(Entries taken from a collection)

..............................

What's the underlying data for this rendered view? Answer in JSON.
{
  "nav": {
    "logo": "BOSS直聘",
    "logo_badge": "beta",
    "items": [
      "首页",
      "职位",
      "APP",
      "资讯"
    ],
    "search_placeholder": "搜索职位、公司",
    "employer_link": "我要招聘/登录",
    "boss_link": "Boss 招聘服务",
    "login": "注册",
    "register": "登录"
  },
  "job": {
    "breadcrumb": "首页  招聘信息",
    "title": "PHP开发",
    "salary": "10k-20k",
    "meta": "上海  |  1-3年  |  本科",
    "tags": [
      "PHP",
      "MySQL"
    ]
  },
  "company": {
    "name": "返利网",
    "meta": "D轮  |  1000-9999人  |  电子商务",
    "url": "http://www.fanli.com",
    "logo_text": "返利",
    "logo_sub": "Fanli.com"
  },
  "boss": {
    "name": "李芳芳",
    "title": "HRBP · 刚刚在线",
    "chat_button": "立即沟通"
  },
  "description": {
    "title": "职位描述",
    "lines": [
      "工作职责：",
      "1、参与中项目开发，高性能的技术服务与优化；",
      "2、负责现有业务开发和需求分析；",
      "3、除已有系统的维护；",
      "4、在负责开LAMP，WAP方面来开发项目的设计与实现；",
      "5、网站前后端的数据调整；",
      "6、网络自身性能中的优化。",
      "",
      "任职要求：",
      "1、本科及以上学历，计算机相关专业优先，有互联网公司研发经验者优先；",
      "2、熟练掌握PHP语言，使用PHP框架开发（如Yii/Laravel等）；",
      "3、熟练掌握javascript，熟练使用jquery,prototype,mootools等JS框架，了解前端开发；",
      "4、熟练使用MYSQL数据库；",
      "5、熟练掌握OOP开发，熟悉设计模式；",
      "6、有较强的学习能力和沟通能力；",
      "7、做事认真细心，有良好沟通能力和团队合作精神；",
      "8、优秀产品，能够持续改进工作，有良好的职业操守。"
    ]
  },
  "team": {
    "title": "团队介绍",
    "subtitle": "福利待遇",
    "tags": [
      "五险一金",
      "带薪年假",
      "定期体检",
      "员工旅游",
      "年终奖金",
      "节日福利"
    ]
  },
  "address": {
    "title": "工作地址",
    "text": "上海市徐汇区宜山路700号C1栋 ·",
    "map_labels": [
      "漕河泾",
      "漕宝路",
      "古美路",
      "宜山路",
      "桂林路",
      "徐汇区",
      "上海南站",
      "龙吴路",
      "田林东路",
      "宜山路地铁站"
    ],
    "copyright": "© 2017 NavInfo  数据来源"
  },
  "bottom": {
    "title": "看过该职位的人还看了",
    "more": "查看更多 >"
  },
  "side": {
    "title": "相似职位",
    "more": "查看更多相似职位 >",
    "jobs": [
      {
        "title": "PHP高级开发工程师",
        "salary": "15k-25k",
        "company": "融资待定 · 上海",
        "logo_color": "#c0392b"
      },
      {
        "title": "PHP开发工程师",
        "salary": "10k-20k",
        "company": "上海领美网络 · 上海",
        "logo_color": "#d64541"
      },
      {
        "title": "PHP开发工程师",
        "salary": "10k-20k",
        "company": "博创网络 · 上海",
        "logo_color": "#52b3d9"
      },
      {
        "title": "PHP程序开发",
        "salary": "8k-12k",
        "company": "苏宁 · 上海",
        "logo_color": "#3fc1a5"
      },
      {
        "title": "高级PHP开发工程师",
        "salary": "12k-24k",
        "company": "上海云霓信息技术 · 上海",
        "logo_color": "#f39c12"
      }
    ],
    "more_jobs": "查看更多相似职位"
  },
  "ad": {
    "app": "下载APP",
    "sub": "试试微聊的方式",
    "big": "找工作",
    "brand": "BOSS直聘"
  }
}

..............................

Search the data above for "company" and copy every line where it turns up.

  "company": {
        "company": "融资待定 · 上海",
        "company": "上海领美网络 · 上海",
        "company": "博创网络 · 上海",
        "company": "苏宁 · 上海",
        "company": "上海云霓信息技术 · 上海",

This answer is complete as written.